British Wingsuit jumper, Fraser Corsan, is travelling to the USA and Canada to attempt to break four world records in Wingsuit flying. In what has been named ‘Project Cirrus’, Fraser aims to break the distance record of 19 miles, speed record of more than 234 mph and the flight duration record of 9.06 minutes, whilst also breaking the current altitude record of 37,256ft over 2 high altitude jumps.
The challenge in perspective
- The average forward speed of a typical wingsuit flyer is around 80 – 120mph
- The normal altitude a wingsuit flyer jumps from is typically 13,000ft
- To start wingsuit flying you need to have completed at least 500 skydives
Fraser’s attempts will be supported by Fujitsu, his current employer, and despite his years of experience in a wingsuit, this is a challenge that is only made possible through the support of innovative and revolutionary technology, developed by a dedicated team of specialists across a number of industries.

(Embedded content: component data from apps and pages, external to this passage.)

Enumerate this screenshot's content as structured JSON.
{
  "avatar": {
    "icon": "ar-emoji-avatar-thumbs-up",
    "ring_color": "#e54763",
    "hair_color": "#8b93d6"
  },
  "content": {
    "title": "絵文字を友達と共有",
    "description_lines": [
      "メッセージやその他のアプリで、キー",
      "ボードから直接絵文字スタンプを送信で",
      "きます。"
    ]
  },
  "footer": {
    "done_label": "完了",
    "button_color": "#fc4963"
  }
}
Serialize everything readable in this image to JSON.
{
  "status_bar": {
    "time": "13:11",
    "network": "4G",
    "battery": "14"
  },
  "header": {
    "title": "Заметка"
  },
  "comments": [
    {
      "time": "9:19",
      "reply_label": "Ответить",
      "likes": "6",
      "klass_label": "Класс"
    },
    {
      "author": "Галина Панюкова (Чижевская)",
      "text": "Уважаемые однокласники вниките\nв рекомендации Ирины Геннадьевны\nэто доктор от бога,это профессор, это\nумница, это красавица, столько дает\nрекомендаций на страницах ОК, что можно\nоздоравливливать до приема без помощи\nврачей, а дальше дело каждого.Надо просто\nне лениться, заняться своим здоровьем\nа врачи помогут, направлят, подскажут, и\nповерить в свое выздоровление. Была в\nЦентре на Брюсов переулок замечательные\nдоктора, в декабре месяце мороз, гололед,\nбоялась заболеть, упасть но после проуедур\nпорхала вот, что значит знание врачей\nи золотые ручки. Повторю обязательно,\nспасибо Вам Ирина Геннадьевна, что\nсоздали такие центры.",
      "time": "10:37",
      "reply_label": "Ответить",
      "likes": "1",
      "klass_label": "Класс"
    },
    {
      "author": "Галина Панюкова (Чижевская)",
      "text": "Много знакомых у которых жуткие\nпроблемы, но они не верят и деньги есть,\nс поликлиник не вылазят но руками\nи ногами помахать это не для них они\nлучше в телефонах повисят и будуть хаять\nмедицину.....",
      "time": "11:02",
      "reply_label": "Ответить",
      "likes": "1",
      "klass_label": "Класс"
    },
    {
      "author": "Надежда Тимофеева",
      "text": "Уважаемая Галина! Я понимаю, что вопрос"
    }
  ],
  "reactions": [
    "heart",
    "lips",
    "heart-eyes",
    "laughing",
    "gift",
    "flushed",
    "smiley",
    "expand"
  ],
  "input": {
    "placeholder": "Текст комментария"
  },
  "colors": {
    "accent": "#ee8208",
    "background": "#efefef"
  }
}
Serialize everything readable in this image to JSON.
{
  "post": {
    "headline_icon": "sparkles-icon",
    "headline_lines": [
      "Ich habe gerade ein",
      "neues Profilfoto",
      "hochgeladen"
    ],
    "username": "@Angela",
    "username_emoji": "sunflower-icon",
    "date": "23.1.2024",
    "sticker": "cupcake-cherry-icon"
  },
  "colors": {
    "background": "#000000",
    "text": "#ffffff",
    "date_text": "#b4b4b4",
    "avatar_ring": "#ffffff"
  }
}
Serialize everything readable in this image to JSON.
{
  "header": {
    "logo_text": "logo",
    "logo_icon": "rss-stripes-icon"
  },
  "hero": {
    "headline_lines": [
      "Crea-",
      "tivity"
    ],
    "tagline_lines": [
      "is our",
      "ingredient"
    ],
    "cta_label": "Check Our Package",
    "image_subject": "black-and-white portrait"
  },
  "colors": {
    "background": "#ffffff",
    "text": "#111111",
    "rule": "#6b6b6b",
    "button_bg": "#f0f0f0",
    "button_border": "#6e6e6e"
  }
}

His challenge exemplifies what Fujitsu is about – technology and humans working together to achieve breakthrough results, safely and securely, innovating through technology to achieve more.
Alongside a specially designed high-performance wingsuit by Phoenix-Fly, Fraser will be using a small piece of GPS receiver tech called FlySight, also designed specifically for wingsuit flying. It provides real-time audible indication of glide ratio and horizontal or vertical speed. Turned on a few minutes before the jump, audible feedback begins immediately after exit allowing Fraser to adjust body position accordingly during each record attempt. Fraser receives his feedback through two small headphones in his High Altitude helmet which offers thermal, audio and impact protection.
In addition to the FlySight GPS device, Fraser will be using an audible altimeter called the Visio and a visual Altimeter called the Military Altitrack from Larsen and Brusgaard. These will enable him to track his attitude at all times and monitor how close he is to breaking his world records. He will also have a GPS tracking device that will transmit his position to the ground team so they can meet him at his landing position.
Sixteen years ago, Fraser Corsan was one of only 15 wingsuit pilots globally. Since then, he has completed 1,300 flights, but this year’s extreme challenge is one of the biggest tests of his career. The jump will entail exiting an aircraft at over 40,000ft, whilst battling temperatures of minus 65 degrees Celsius and winds of up to 200 mph.
In the run up to the jump, Fraser will be embarking on endurance training with focus on intense muscle and cardio training sessions, in addition to a practising a set of specific safety drills in the event of Oxygen system, parachute or wingsuit failure. Multiple training flights over UK airfields are taking place when the weather permits, and Fraser also intends to do 100 further endurance flights to fine polish the technology and his flying style to ensure he reaches his goal.
Fraser’s incredible World Record attempts are supported by Fujitsu and all donations will go directly to SSAFA, the Armed Forces charity. For more info visit http://projectcirrus.com/ or Text Suit79 (with the amount £1/2/3/4/5/10) to 70070.